It was a beautiful Arcata day for the start of the annual Kinetic Grand Championship. Racers seemed to be focused on their machines this year. There wasn’t the usual fire-breathing spectacle, but there a lot of mid-sized machines, heavy on gears and muscle. Everyone made an effort to bring something at least a little new this time. Listening to the interviews with the judges, I definitely got the impression that they were looking for something novel as well as functional.
If I had to pick a favorite this year, I’d go with this shark. The lower jaw doesn’t have a center, so kids could stand in it to get their picture taken in the jaws.This is the first time I think an entry has been too seaworthy. It would have had a better look if it had rode a little lower in the water. It floated at about wheel level.
Hell on axles was certainly vibrant.
I don’t know anything about these guys, but I really like something about the design. It looked comfortable, something like pedalling around on a reclining couch. Normally, I would be concerned about being able to stop without just rolling around like a hamster in an out of control hamster wheel, but the low center of gravity and two person seating really makes this one seem stable and easy to control.
Race Like an Egyptian had, ahem, quite a prow on it. Didn’t do so hot when it hit water. Not the most streamlined float ever, but an entertaining entry.
Blue Oyster Cult. I’m a bit puzzled, but googly eyes make everything better. Nice barnacles too.
Lost Coast Mutnineers. We’ve seen better pirate ships, but this one had the engineering to make it work well.
This thing needed some dry ice or something, but it looked good for how little there was to it. I’d be interested to see one of the big players run with this idea in metal and propane.
I don’t know the story behind this one. I like it, but I wish they had used the screw for water propulsion, or at least had it spinning.
They were calling this one Cloud of Unknowing. I’m going with Crowd of Unknowing. Supposedly the most drivers ever in one entry at a dozen. One of these years, someone is going to refit an old school bus with bicycle propulsion in all the seats and enter it in the race. It does seem like the ones with more people function pretty well, but I’ve been seeing an increase in the number of entries that have a bunch of people pedaling like mad to propel something at a fast walk.
Here’s Duane Flatmo in his Doomed Buggy. Not his usual spectacular entry, but it’s always good to see him in the race. This one was a bit front heavy (I’ve seen the back wheel come off the ground a few times) and flipped over going down Dead Man’s Drop. Duane suffered only minor injuries and was right back in the pilot’s seat.
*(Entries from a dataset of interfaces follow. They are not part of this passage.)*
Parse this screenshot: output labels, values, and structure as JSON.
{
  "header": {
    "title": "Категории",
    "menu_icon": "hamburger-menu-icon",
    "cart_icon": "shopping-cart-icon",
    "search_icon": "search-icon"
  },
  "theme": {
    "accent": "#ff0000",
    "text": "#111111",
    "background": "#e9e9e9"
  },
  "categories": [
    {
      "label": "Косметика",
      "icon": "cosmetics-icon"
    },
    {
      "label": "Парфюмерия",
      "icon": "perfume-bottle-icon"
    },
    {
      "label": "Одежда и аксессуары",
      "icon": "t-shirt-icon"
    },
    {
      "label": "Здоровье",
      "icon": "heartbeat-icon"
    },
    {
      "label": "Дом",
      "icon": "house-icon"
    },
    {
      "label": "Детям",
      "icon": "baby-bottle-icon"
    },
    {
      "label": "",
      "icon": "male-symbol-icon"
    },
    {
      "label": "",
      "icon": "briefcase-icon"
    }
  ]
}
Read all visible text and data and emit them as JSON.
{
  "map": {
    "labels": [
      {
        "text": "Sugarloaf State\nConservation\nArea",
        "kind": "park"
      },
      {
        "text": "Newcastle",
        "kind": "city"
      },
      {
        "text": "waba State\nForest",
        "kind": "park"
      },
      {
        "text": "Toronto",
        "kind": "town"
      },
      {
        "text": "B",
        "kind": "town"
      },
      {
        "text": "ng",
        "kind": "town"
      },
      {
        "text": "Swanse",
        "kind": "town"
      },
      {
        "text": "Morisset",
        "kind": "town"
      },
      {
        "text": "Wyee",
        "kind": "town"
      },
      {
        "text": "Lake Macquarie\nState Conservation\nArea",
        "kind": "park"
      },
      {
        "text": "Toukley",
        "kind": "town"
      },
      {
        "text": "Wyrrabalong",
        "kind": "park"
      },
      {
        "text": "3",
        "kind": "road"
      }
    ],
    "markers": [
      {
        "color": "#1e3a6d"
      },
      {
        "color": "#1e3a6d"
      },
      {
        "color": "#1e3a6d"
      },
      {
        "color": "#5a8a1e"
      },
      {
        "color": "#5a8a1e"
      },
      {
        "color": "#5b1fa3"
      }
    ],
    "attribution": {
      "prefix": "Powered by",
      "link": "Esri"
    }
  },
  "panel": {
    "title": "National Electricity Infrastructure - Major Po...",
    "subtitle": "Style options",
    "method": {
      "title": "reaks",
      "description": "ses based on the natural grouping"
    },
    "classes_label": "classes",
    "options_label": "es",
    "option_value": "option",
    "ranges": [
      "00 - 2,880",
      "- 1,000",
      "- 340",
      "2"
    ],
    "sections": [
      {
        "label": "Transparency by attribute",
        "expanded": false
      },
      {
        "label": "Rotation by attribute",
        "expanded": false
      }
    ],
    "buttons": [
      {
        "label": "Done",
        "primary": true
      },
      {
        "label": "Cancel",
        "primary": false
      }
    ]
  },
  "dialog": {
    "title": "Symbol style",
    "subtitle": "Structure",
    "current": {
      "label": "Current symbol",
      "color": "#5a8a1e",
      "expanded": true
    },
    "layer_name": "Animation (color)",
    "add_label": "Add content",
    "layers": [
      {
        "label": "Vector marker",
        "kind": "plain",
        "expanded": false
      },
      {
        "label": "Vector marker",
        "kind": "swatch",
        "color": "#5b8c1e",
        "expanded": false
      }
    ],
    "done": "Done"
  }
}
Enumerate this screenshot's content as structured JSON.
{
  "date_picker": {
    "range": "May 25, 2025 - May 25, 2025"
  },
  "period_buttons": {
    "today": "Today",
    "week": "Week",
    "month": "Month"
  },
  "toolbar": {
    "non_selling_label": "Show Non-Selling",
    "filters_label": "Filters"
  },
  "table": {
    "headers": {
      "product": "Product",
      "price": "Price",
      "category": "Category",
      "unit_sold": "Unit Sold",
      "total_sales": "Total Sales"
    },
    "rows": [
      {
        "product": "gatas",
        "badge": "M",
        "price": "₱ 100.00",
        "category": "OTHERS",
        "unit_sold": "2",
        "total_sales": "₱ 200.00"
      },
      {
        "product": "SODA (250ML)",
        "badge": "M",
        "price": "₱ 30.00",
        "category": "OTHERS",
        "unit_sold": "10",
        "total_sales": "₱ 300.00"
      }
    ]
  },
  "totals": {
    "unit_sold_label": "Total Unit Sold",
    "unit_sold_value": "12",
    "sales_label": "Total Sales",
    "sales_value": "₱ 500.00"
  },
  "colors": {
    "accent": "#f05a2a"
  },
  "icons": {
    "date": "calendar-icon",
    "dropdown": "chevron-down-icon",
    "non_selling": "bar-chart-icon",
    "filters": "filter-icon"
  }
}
Thank you to all of the people who worked so hard for our entertainment. I look forward to next year.